*** Opening Exercise inputs ***
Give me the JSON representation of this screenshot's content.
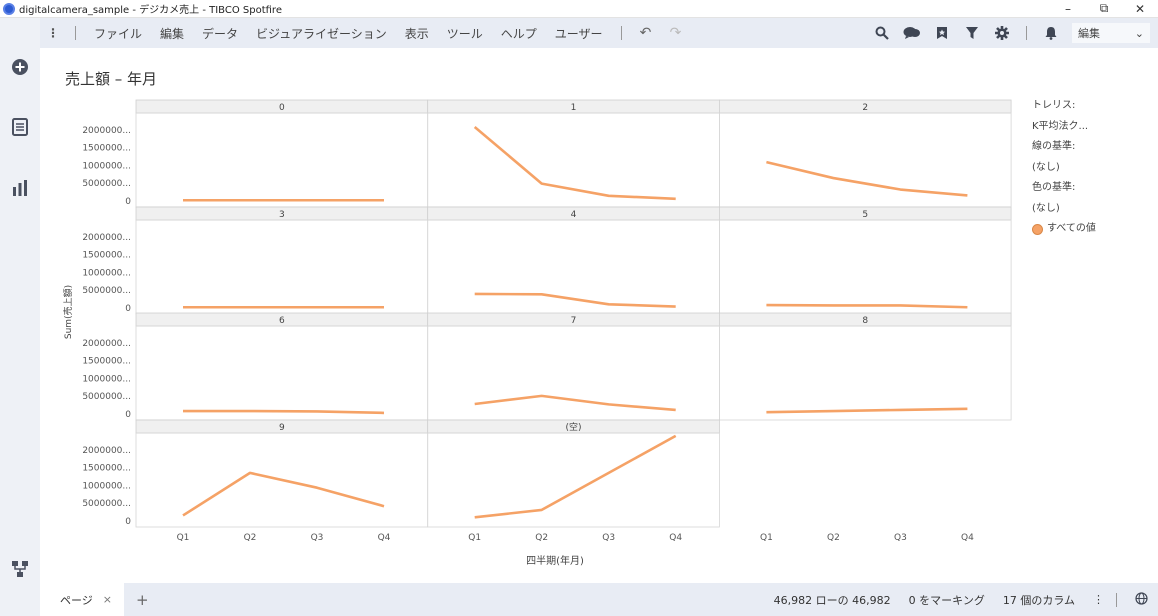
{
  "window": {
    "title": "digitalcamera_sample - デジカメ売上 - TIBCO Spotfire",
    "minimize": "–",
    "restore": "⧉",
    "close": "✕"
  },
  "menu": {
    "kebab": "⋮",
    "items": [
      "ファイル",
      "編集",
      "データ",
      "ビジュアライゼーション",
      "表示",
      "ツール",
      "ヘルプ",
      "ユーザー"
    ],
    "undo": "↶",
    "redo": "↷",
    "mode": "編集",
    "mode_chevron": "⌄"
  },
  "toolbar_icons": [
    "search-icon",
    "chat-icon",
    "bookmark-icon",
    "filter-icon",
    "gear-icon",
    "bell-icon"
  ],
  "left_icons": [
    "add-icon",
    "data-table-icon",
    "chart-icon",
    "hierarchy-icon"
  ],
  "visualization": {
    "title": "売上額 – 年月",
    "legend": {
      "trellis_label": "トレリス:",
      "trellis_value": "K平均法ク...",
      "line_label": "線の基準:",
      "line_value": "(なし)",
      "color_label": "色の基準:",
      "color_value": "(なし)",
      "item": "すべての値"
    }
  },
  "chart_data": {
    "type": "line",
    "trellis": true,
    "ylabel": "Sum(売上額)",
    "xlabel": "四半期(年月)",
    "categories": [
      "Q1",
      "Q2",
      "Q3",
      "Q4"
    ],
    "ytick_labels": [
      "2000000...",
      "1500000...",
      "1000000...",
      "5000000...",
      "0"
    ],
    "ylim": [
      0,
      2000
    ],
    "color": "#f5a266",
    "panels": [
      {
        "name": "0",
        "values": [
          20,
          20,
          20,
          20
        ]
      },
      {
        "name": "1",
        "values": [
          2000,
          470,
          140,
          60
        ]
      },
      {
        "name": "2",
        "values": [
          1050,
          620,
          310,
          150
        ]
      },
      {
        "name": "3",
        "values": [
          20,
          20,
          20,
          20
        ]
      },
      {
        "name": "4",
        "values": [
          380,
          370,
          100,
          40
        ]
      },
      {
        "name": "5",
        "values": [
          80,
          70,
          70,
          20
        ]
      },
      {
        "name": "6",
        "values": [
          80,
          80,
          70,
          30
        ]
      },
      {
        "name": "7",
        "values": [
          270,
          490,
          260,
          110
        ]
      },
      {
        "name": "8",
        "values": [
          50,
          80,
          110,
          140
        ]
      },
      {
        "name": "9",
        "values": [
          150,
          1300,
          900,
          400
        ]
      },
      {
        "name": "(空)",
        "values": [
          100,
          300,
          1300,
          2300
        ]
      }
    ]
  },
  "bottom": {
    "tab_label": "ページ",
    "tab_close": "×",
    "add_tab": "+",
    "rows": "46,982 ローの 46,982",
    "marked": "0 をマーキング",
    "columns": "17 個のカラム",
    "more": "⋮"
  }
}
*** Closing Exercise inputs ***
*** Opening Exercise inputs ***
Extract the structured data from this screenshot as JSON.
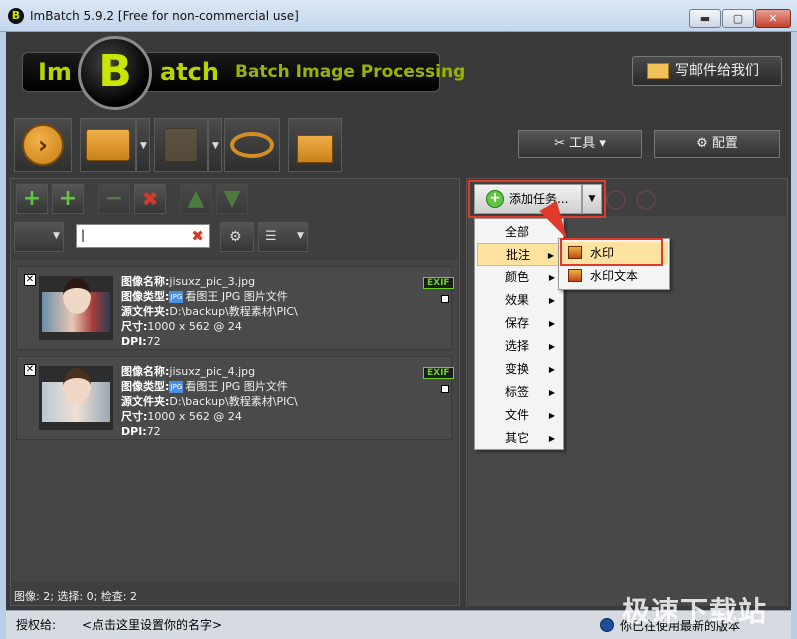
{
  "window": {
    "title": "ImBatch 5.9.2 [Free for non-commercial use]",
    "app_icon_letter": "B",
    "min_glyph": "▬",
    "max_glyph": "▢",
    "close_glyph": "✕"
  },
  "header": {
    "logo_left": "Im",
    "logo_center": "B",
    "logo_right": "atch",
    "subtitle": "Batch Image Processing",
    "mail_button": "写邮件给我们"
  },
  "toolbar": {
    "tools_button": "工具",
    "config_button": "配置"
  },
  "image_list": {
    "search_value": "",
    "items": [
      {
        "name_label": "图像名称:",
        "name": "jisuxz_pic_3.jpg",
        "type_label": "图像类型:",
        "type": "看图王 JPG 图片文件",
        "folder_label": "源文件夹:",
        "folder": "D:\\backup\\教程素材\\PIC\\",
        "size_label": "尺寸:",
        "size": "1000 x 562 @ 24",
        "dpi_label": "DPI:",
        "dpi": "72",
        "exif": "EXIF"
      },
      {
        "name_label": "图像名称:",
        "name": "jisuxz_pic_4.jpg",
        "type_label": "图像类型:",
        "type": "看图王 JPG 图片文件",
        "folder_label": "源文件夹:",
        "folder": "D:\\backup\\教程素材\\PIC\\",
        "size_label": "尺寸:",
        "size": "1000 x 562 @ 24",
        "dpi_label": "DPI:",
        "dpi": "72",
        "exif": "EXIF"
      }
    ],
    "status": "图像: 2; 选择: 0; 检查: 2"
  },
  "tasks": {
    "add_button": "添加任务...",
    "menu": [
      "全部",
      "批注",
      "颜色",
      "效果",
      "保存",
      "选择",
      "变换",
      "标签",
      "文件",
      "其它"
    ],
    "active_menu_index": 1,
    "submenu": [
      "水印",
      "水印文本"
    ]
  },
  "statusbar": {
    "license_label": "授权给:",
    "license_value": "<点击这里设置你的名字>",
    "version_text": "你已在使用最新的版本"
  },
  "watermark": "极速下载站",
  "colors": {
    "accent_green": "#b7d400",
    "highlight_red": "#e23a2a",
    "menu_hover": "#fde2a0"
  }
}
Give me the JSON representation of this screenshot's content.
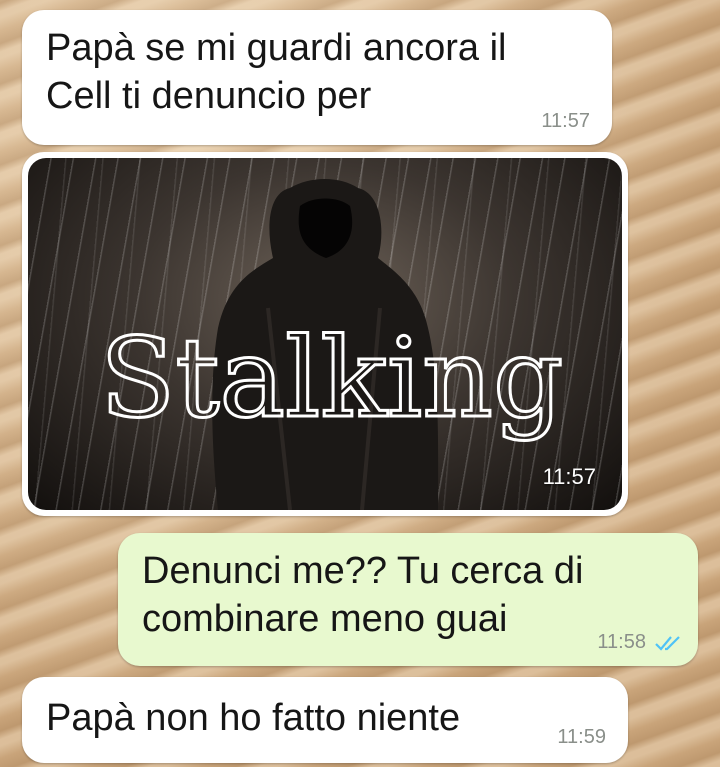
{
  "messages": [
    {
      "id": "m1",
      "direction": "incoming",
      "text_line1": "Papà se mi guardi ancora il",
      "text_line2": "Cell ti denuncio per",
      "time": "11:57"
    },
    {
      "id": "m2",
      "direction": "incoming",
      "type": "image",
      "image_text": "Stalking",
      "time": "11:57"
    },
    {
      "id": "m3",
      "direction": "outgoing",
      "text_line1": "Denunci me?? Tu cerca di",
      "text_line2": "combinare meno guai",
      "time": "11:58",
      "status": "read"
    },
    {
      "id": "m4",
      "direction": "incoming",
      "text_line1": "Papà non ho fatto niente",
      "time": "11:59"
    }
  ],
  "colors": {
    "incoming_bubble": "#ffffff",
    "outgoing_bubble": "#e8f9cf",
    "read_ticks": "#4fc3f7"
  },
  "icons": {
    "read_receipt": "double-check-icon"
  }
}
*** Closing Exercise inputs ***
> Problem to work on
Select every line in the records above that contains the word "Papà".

> Exercise output
      "text_line1": "Papà se mi guardi ancora il",
      "text_line1": "Papà non ho fatto niente",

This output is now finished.